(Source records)
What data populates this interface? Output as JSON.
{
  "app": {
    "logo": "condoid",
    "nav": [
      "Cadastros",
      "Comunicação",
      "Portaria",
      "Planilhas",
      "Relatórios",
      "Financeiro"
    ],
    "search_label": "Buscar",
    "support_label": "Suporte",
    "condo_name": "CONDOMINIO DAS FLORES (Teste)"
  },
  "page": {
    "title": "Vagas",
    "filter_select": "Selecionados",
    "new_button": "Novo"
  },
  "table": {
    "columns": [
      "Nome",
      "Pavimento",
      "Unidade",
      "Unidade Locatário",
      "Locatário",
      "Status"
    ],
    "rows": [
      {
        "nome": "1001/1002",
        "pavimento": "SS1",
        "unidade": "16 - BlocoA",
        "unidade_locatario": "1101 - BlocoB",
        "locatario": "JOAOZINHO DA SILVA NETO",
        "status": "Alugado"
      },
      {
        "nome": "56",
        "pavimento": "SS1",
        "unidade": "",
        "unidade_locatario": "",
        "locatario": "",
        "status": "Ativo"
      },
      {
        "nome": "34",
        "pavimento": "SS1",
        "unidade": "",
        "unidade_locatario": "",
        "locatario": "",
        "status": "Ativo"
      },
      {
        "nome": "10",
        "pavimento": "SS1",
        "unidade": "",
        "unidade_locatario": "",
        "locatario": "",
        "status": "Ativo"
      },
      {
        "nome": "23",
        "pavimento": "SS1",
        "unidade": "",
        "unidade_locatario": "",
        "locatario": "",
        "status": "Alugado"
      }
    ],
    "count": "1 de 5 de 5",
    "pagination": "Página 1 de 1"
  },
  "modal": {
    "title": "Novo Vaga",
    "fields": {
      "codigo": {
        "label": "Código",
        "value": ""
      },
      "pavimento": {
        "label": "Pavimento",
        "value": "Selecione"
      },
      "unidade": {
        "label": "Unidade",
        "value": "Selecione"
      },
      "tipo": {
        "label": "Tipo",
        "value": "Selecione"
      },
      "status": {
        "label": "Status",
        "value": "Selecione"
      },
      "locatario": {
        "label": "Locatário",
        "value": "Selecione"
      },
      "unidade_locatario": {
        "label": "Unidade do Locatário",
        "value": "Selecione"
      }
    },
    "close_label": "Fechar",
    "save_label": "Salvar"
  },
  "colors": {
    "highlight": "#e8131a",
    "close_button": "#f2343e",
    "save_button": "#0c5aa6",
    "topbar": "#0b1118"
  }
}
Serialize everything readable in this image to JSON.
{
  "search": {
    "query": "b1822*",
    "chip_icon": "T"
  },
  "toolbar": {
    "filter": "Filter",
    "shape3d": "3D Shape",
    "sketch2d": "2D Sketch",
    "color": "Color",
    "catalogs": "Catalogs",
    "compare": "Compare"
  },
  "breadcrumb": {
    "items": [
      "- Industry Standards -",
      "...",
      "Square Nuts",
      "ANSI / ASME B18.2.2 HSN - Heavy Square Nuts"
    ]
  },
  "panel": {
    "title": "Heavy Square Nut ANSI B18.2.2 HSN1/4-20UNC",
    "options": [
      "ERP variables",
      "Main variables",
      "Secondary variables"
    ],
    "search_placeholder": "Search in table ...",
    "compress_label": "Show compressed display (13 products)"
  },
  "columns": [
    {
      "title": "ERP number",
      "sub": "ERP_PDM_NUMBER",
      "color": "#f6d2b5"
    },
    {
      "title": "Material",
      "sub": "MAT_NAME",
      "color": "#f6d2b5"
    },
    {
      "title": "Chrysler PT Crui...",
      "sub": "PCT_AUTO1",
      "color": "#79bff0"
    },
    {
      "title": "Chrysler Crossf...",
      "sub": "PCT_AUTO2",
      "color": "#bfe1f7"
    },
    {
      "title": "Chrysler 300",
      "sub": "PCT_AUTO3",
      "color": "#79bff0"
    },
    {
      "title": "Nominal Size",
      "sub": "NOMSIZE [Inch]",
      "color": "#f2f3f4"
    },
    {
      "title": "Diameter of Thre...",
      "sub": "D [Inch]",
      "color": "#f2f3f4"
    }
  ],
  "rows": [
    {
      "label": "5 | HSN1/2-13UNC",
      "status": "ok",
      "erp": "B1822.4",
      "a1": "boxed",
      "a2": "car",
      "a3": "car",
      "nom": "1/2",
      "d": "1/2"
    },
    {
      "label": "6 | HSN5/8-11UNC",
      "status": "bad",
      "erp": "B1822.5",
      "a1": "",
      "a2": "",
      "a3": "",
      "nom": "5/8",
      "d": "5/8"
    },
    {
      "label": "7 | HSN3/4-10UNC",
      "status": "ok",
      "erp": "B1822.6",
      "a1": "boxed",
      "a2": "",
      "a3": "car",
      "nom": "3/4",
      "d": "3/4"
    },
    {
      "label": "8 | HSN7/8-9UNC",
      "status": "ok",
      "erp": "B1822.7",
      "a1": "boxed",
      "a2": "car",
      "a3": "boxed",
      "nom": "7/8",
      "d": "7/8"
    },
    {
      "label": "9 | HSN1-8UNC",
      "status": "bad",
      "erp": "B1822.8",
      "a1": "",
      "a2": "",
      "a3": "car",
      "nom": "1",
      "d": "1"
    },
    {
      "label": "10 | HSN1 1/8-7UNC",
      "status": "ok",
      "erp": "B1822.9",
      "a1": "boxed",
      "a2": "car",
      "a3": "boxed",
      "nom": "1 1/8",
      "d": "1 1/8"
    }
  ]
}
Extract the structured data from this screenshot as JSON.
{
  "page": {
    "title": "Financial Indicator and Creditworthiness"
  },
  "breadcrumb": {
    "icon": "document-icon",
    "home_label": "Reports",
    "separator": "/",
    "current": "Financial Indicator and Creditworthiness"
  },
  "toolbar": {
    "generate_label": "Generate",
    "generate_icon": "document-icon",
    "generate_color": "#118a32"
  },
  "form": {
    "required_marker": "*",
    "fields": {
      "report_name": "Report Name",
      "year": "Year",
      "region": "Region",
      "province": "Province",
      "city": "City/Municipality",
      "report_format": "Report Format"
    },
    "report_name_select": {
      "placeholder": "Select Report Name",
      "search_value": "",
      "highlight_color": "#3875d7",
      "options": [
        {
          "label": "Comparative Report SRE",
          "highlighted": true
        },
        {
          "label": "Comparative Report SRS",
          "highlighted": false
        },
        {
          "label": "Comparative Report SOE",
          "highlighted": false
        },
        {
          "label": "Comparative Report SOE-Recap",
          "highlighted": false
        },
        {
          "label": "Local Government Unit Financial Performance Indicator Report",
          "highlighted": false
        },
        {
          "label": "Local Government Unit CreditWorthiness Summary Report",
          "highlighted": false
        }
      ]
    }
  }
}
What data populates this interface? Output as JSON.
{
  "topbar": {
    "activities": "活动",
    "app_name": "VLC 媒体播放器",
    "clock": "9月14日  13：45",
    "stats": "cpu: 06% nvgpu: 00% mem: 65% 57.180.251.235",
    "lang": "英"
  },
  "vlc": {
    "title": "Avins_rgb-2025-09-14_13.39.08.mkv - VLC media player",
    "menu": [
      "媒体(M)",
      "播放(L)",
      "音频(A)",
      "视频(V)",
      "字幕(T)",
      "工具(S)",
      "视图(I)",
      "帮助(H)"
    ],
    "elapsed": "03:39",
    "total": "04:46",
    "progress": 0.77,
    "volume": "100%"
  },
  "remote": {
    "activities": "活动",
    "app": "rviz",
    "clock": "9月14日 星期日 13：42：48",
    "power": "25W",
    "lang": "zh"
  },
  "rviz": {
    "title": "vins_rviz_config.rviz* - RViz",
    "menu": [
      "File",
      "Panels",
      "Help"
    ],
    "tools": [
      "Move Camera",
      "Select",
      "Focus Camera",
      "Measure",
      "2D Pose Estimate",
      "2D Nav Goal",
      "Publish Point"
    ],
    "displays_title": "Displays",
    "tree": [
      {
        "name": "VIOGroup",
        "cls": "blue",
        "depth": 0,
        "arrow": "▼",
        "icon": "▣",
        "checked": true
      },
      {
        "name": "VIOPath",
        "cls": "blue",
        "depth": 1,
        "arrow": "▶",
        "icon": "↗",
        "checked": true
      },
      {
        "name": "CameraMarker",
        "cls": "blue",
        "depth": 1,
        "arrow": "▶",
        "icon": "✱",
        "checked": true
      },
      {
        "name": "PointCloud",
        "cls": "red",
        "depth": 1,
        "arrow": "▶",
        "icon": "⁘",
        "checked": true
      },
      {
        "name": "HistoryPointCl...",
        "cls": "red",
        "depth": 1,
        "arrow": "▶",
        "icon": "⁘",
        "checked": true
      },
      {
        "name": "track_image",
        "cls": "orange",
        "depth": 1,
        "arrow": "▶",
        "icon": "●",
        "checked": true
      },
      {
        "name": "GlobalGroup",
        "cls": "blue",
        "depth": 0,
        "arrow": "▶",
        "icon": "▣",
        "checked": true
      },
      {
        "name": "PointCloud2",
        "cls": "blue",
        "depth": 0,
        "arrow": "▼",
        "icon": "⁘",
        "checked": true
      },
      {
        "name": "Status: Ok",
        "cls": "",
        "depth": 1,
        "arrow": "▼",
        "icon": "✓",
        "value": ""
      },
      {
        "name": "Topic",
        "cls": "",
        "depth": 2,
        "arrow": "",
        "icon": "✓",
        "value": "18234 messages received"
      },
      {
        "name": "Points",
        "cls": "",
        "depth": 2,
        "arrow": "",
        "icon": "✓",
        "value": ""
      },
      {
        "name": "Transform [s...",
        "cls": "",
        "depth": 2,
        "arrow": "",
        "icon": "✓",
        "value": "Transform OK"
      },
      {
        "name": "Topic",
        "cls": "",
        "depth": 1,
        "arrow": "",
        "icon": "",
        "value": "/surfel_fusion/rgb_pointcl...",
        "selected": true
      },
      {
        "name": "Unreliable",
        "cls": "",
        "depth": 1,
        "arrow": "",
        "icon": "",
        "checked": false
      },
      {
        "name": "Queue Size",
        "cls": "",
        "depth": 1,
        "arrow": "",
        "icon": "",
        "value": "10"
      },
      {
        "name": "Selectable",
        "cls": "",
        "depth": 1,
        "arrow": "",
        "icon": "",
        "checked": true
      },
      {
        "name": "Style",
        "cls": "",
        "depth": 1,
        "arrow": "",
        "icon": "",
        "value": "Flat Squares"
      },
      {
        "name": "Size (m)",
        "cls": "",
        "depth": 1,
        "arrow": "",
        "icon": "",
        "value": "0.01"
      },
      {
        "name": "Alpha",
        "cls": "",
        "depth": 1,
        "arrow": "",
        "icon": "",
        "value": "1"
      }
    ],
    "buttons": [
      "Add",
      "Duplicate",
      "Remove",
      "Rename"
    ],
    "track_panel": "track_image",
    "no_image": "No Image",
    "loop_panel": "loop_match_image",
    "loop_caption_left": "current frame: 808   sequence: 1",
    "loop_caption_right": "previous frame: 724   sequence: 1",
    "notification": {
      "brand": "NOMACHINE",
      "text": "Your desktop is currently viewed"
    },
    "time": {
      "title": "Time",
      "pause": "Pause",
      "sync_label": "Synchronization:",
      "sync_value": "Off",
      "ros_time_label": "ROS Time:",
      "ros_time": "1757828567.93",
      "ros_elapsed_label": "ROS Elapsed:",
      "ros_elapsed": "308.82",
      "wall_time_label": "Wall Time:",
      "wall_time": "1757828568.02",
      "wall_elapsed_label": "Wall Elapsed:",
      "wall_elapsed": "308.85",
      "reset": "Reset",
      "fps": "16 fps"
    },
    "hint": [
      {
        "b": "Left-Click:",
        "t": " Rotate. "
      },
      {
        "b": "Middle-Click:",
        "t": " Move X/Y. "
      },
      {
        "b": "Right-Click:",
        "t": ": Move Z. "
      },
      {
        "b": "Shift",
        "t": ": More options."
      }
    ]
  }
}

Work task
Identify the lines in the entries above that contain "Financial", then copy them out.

Answer section
    "title": "Financial Indicator and Creditworthiness"
    "current": "Financial Indicator and Creditworthiness"
          "label": "Local Government Unit Financial Performance Indicator Report",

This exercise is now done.